I plan to write an extensive article on the matter for November, 1999, with a view toward convincing the state legislature to pass a reform in 2000. Now I'll simply list in brief the essential reforms. If anyone has information on cases of property seizures in Colorado, please write to me. If you know your state legislators, encourage them to co-sponsor a bill next term.

How to reform the laws on property seizures:

  • Permit property to be taken only from convicted criminals.
  • Require the government to prove that the confiscated property was either used directly to perpetrate a crime or gained in profit from a crime.
  • Require the government to prove that the property in question belonged to the criminal and was not merely borrowed or stolen from an innocent party.
  • Send seized property and all proceeds from seized property directly to the state treasury, rather than to the police agencies which seize the property. This would eliminate most perverse incentives.

- Ari Armstrong

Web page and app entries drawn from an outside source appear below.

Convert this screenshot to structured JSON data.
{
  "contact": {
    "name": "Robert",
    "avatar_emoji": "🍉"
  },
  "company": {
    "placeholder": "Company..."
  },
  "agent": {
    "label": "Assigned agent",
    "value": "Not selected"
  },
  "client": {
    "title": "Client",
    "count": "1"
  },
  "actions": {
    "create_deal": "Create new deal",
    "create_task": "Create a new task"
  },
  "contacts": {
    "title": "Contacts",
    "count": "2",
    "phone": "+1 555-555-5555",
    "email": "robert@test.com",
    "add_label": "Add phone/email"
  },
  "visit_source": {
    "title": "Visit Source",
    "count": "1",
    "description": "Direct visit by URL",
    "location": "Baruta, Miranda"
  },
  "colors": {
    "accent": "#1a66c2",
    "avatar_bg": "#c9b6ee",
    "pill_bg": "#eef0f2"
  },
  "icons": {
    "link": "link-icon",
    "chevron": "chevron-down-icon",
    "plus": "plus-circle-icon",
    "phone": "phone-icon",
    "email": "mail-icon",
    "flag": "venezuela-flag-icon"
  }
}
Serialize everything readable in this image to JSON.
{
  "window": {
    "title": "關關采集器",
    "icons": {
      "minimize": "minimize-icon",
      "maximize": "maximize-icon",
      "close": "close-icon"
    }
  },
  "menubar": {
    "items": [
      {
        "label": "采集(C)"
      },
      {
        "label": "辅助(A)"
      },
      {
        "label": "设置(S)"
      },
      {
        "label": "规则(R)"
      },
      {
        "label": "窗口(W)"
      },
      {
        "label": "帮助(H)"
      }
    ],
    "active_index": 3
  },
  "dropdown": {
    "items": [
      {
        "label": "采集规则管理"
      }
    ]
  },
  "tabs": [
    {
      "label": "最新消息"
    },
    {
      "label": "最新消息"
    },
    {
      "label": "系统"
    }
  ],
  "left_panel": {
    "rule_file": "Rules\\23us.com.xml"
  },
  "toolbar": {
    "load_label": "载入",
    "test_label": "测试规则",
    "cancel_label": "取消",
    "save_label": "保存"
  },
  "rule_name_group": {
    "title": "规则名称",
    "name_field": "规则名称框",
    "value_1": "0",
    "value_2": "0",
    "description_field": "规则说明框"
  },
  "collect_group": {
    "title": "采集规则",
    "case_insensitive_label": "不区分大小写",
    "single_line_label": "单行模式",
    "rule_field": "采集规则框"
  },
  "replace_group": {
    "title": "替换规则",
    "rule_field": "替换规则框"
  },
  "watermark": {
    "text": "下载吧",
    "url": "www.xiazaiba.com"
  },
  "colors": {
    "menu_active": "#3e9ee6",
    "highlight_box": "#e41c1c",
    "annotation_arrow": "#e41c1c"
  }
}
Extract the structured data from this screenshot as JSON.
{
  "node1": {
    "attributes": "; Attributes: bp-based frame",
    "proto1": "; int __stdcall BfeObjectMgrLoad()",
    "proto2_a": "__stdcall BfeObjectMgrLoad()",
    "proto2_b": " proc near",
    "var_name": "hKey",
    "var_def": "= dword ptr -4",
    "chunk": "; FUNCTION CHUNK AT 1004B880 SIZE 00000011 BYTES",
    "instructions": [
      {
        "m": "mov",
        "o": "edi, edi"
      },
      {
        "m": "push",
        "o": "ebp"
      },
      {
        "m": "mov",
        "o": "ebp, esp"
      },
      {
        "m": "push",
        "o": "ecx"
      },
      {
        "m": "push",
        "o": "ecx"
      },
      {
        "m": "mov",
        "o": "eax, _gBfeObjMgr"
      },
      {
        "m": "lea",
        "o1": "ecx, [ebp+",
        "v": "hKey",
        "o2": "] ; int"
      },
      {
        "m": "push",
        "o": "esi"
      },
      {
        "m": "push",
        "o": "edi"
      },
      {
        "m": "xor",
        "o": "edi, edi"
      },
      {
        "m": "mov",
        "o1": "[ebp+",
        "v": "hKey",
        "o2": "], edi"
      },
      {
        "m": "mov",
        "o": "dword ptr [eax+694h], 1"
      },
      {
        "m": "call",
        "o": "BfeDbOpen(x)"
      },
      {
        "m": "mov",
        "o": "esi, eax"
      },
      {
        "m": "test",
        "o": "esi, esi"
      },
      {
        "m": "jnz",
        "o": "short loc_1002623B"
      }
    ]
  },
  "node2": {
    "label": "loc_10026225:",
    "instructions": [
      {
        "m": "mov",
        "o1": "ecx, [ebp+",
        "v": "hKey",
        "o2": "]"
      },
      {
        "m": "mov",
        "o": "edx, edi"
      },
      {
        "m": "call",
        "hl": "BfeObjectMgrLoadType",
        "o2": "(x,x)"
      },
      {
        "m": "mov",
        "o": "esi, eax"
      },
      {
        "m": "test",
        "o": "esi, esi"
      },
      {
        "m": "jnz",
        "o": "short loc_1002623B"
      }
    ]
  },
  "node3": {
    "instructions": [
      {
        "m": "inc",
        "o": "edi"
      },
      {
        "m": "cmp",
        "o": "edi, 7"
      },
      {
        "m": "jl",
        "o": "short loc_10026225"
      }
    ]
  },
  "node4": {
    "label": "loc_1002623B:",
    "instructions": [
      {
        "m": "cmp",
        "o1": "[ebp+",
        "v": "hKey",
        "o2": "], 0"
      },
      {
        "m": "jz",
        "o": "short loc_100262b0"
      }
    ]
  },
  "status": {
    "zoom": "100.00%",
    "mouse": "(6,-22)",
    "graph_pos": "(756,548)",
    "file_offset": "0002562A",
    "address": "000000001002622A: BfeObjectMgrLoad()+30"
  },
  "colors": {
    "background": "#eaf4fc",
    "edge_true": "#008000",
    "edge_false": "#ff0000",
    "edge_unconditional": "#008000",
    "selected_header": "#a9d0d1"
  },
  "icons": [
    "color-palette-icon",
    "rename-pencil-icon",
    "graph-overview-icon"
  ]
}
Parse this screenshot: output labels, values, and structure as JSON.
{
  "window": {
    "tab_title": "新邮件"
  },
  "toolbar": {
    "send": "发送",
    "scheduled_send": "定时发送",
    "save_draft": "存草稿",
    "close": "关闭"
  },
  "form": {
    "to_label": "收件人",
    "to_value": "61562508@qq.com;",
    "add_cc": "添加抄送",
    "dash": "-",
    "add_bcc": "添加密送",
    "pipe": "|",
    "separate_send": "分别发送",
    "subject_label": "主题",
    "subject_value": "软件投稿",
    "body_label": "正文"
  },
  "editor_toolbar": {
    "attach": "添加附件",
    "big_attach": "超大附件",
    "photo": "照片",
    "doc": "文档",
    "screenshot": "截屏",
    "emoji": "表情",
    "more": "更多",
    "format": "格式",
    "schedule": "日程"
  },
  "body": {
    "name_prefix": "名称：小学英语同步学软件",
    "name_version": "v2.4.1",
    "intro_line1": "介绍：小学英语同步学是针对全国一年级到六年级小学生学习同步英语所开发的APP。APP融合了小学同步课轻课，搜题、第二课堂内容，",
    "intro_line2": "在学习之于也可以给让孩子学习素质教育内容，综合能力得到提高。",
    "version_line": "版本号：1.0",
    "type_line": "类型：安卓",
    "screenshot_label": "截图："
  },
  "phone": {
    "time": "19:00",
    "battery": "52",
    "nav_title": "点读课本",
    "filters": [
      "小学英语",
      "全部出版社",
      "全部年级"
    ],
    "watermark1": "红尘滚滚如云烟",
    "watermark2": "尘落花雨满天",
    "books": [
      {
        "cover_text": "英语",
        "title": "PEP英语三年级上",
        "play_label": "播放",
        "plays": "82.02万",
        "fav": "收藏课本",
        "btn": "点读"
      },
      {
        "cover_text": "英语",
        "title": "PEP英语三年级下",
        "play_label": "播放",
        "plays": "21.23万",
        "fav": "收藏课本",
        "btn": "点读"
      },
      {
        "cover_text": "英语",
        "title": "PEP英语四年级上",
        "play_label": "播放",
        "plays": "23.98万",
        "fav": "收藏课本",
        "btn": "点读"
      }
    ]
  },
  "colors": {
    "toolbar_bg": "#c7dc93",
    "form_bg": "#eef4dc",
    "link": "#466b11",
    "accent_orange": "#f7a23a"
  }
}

Life is Beautiful
I recently saw the Italian film Life is Beautiful, about the effects of the holocaust on an Italian family. This is one of the best films made about the Nazi era. It's an emotional twister; I fought back tears of rage but at other times laughed uproariously. The feat of this film is to celebrate life even as it condemns national socialism and its death camps. Please see this film. And never forget the horrors of the arbitrary, vicious power of the centralized, socialistic State. -Ari Armstrong

Mental Paralysis
When I think about how Franklin Delano Roosevelt initiated Social(ized) (In)Security in order to push older people out of the work force during the Great Depression, without regard for the consequences to future generations at the bottom of the Great Ponzi Scheme, I need reminding: was this President paralyzed from the waist down or the neck up? - Ari Armstrong (with thanks to my dad Linn for the idea)

Government for the People?
Clinton returns fresh from his impeachment trial, ready to move America ever faster down the road of socialism, saying ,"I hope all Americans here in Washington and throughout our land will rededicate ourselves to the work of serving our nation." And all this time I thought the proper purpose of government was to serve and protect the individual. - Ari Armstrong

The Colorado Freedom